> What the exercise asks
Set all the entries down again, unaltered.

########

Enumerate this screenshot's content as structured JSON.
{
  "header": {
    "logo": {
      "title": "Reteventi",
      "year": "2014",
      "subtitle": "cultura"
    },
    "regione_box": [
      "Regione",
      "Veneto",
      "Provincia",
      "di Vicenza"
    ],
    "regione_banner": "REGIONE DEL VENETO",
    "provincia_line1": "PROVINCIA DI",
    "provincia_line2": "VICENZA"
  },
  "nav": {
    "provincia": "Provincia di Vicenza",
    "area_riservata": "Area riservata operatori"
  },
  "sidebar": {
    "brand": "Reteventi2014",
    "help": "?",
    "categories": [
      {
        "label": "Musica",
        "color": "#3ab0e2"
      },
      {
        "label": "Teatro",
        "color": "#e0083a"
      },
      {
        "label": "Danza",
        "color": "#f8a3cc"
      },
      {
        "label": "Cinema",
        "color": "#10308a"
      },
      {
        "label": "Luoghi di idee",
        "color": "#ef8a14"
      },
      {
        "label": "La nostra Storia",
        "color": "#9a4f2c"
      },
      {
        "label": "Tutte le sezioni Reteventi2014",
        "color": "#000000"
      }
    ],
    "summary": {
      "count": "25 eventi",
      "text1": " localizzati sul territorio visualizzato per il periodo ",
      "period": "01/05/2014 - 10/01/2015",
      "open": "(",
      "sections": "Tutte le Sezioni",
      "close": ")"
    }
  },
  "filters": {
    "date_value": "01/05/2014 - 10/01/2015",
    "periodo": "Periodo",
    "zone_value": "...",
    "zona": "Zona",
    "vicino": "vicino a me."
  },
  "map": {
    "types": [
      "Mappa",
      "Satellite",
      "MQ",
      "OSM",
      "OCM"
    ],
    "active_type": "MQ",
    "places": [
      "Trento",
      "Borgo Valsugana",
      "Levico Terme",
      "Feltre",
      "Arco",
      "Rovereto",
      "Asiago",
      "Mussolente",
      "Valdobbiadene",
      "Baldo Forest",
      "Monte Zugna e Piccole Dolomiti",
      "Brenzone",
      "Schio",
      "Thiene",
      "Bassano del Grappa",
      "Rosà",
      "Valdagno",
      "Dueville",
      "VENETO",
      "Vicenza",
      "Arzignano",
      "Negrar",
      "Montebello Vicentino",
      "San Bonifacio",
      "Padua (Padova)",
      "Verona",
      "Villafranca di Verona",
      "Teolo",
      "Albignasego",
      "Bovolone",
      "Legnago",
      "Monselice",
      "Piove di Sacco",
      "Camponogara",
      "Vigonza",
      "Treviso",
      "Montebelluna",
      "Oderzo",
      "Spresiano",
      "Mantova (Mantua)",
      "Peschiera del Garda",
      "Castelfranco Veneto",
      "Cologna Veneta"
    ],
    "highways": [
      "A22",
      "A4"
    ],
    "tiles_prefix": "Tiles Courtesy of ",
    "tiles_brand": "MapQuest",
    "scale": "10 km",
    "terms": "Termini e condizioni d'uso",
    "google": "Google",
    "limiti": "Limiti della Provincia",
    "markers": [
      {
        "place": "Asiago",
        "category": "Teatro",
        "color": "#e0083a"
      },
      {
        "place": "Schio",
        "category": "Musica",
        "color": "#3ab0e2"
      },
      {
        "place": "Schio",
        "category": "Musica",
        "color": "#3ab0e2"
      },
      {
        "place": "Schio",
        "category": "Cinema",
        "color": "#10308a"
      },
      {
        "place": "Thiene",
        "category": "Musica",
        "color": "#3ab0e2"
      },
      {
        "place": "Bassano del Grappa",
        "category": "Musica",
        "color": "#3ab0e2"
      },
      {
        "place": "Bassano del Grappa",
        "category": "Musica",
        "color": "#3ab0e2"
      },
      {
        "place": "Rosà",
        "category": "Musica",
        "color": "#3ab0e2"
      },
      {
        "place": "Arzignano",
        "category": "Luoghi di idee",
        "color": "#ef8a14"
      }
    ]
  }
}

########

> Written reply
Enumerate this screenshot's content as structured JSON.
{
  "header": {
    "logo": {
      "title": "Reteventi",
      "year": "2014",
      "subtitle": "cultura"
    },
    "regione_box": [
      "Regione",
      "Veneto",
      "Provincia",
      "di Vicenza"
    ],
    "regione_banner": "REGIONE DEL VENETO",
    "provincia_line1": "PROVINCIA DI",
    "provincia_line2": "VICENZA"
  },
  "nav": {
    "provincia": "Provincia di Vicenza",
    "area_riservata": "Area riservata operatori"
  },
  "sidebar": {
    "brand": "Reteventi2014",
    "help": "?",
    "categories": [
      {
        "label": "Musica",
        "color": "#3ab0e2"
      },
      {
        "label": "Teatro",
        "color": "#e0083a"
      },
      {
        "label": "Danza",
        "color": "#f8a3cc"
      },
      {
        "label": "Cinema",
        "color": "#10308a"
      },
      {
        "label": "Luoghi di idee",
        "color": "#ef8a14"
      },
      {
        "label": "La nostra Storia",
        "color": "#9a4f2c"
      },
      {
        "label": "Tutte le sezioni Reteventi2014",
        "color": "#000000"
      }
    ],
    "summary": {
      "count": "25 eventi",
      "text1": " localizzati sul territorio visualizzato per il periodo ",
      "period": "01/05/2014 - 10/01/2015",
      "open": "(",
      "sections": "Tutte le Sezioni",
      "close": ")"
    }
  },
  "filters": {
    "date_value": "01/05/2014 - 10/01/2015",
    "periodo": "Periodo",
    "zone_value": "...",
    "zona": "Zona",
    "vicino": "vicino a me."
  },
  "map": {
    "types": [
      "Mappa",
      "Satellite",
      "MQ",
      "OSM",
      "OCM"
    ],
    "active_type": "MQ",
    "places": [
      "Trento",
      "Borgo Valsugana",
      "Levico Terme",
      "Feltre",
      "Arco",
      "Rovereto",
      "Asiago",
      "Mussolente",
      "Valdobbiadene",
      "Baldo Forest",
      "Monte Zugna e Piccole Dolomiti",
      "Brenzone",
      "Schio",
      "Thiene",
      "Bassano del Grappa",
      "Rosà",
      "Valdagno",
      "Dueville",
      "VENETO",
      "Vicenza",
      "Arzignano",
      "Negrar",
      "Montebello Vicentino",
      "San Bonifacio",
      "Padua (Padova)",
      "Verona",
      "Villafranca di Verona",
      "Teolo",
      "Albignasego",
      "Bovolone",
      "Legnago",
      "Monselice",
      "Piove di Sacco",
      "Camponogara",
      "Vigonza",
      "Treviso",
      "Montebelluna",
      "Oderzo",
      "Spresiano",
      "Mantova (Mantua)",
      "Peschiera del Garda",
      "Castelfranco Veneto",
      "Cologna Veneta"
    ],
    "highways": [
      "A22",
      "A4"
    ],
    "tiles_prefix": "Tiles Courtesy of ",
    "tiles_brand": "MapQuest",
    "scale": "10 km",
    "terms": "Termini e condizioni d'uso",
    "google": "Google",
    "limiti": "Limiti della Provincia",
    "markers": [
      {
        "place": "Asiago",
        "category": "Teatro",
        "color": "#e0083a"
      },
      {
        "place": "Schio",
        "category": "Musica",
        "color": "#3ab0e2"
      },
      {
        "place": "Schio",
        "category": "Musica",
        "color": "#3ab0e2"
      },
      {
        "place": "Schio",
        "category": "Cinema",
        "color": "#10308a"
      },
      {
        "place": "Thiene",
        "category": "Musica",
        "color": "#3ab0e2"
      },
      {
        "place": "Bassano del Grappa",
        "category": "Musica",
        "color": "#3ab0e2"
      },
      {
        "place": "Bassano del Grappa",
        "category": "Musica",
        "color": "#3ab0e2"
      },
      {
        "place": "Rosà",
        "category": "Musica",
        "color": "#3ab0e2"
      },
      {
        "place": "Arzignano",
        "category": "Luoghi di idee",
        "color": "#ef8a14"
      }
    ]
  }
}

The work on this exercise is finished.